# Working data

--- START ---

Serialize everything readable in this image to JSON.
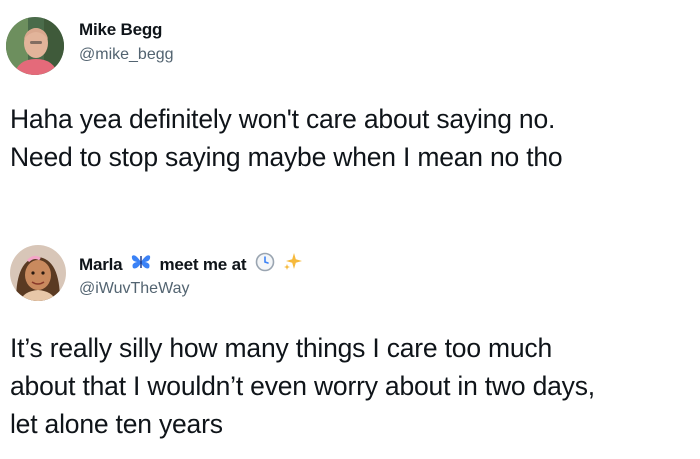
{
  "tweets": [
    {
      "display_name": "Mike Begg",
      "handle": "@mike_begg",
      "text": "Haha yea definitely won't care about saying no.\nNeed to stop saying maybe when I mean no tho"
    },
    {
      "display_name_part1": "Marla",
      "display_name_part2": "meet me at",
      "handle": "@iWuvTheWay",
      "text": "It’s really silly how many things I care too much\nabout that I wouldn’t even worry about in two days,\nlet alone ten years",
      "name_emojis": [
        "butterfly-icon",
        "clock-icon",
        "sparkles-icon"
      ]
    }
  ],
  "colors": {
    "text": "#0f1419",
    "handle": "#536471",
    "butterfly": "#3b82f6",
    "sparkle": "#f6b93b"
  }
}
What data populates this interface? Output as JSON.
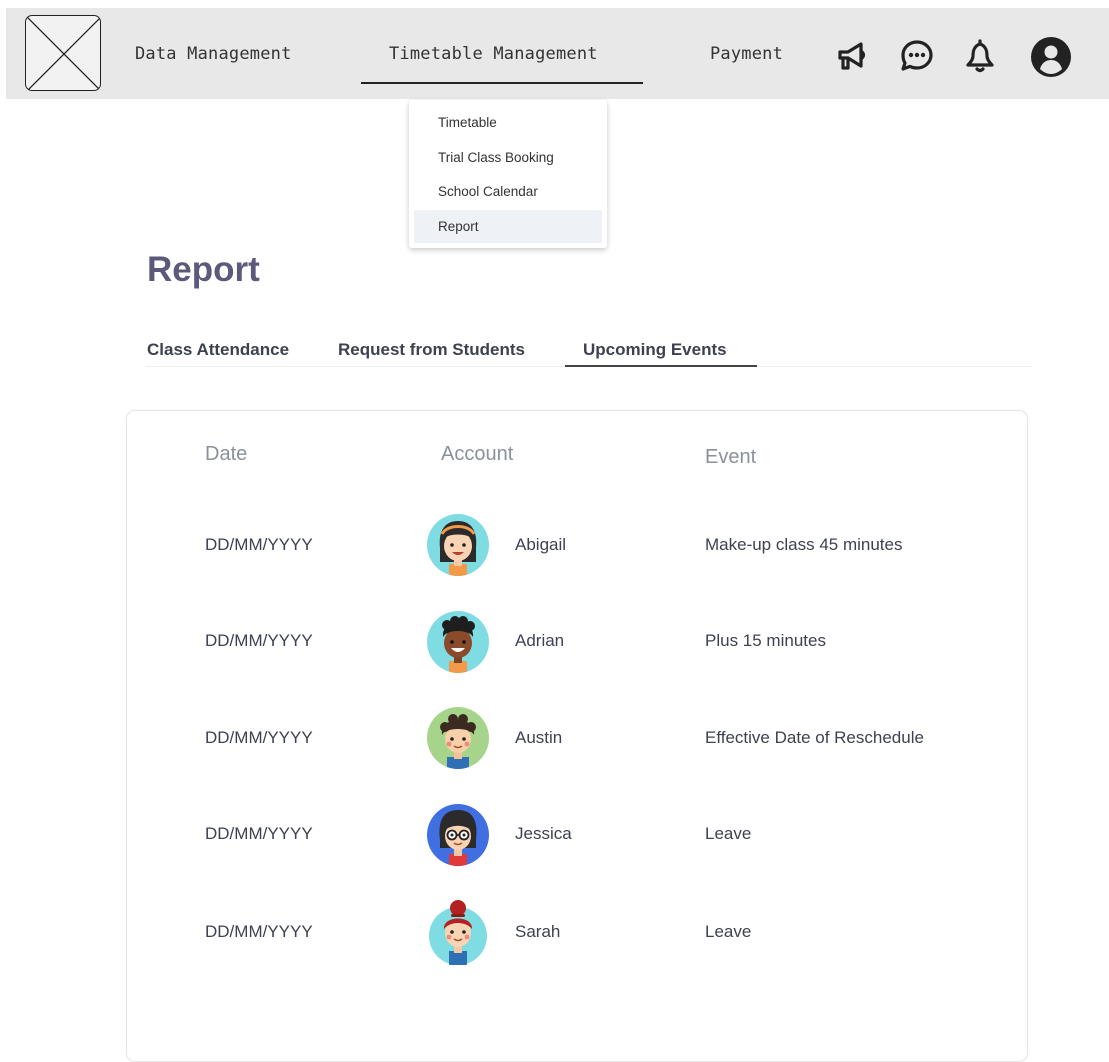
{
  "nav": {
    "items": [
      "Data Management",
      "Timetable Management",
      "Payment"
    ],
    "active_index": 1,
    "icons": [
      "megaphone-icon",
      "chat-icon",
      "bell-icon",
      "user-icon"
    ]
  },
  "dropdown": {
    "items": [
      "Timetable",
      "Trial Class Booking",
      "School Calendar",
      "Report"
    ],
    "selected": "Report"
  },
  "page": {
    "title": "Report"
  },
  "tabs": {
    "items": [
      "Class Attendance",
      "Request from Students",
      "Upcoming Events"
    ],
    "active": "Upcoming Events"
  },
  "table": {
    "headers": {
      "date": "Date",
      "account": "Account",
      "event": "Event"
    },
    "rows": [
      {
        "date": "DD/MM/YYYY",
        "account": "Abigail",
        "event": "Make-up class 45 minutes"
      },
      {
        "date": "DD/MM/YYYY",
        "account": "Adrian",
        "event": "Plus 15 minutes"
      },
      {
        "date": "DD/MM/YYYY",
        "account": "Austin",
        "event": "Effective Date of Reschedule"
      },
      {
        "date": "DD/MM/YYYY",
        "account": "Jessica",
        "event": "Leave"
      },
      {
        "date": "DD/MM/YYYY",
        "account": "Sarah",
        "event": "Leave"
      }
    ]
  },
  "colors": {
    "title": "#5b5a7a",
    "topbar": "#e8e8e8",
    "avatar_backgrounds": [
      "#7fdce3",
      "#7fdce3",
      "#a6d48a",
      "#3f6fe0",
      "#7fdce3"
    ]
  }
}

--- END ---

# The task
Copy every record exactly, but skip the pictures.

# Result
Serialize everything readable in this image to JSON.
{
  "tweets": [
    {
      "display_name": "Mike Begg",
      "handle": "@mike_begg",
      "text": "Haha yea definitely won't care about saying no.\nNeed to stop saying maybe when I mean no tho"
    },
    {
      "display_name_part1": "Marla",
      "display_name_part2": "meet me at",
      "handle": "@iWuvTheWay",
      "text": "It’s really silly how many things I care too much\nabout that I wouldn’t even worry about in two days,\nlet alone ten years",
      "name_emojis": [
        "butterfly-icon",
        "clock-icon",
        "sparkles-icon"
      ]
    }
  ],
  "colors": {
    "text": "#0f1419",
    "handle": "#536471",
    "butterfly": "#3b82f6",
    "sparkle": "#f6b93b"
  }
}
What data populates this interface? Output as JSON.
{
  "nav": {
    "items": [
      "Data Management",
      "Timetable Management",
      "Payment"
    ],
    "active_index": 1,
    "icons": [
      "megaphone-icon",
      "chat-icon",
      "bell-icon",
      "user-icon"
    ]
  },
  "dropdown": {
    "items": [
      "Timetable",
      "Trial Class Booking",
      "School Calendar",
      "Report"
    ],
    "selected": "Report"
  },
  "page": {
    "title": "Report"
  },
  "tabs": {
    "items": [
      "Class Attendance",
      "Request from Students",
      "Upcoming Events"
    ],
    "active": "Upcoming Events"
  },
  "table": {
    "headers": {
      "date": "Date",
      "account": "Account",
      "event": "Event"
    },
    "rows": [
      {
        "date": "DD/MM/YYYY",
        "account": "Abigail",
        "event": "Make-up class 45 minutes"
      },
      {
        "date": "DD/MM/YYYY",
        "account": "Adrian",
        "event": "Plus 15 minutes"
      },
      {
        "date": "DD/MM/YYYY",
        "account": "Austin",
        "event": "Effective Date of Reschedule"
      },
      {
        "date": "DD/MM/YYYY",
        "account": "Jessica",
        "event": "Leave"
      },
      {
        "date": "DD/MM/YYYY",
        "account": "Sarah",
        "event": "Leave"
      }
    ]
  },
  "colors": {
    "title": "#5b5a7a",
    "topbar": "#e8e8e8",
    "avatar_backgrounds": [
      "#7fdce3",
      "#7fdce3",
      "#a6d48a",
      "#3f6fe0",
      "#7fdce3"
    ]
  }
}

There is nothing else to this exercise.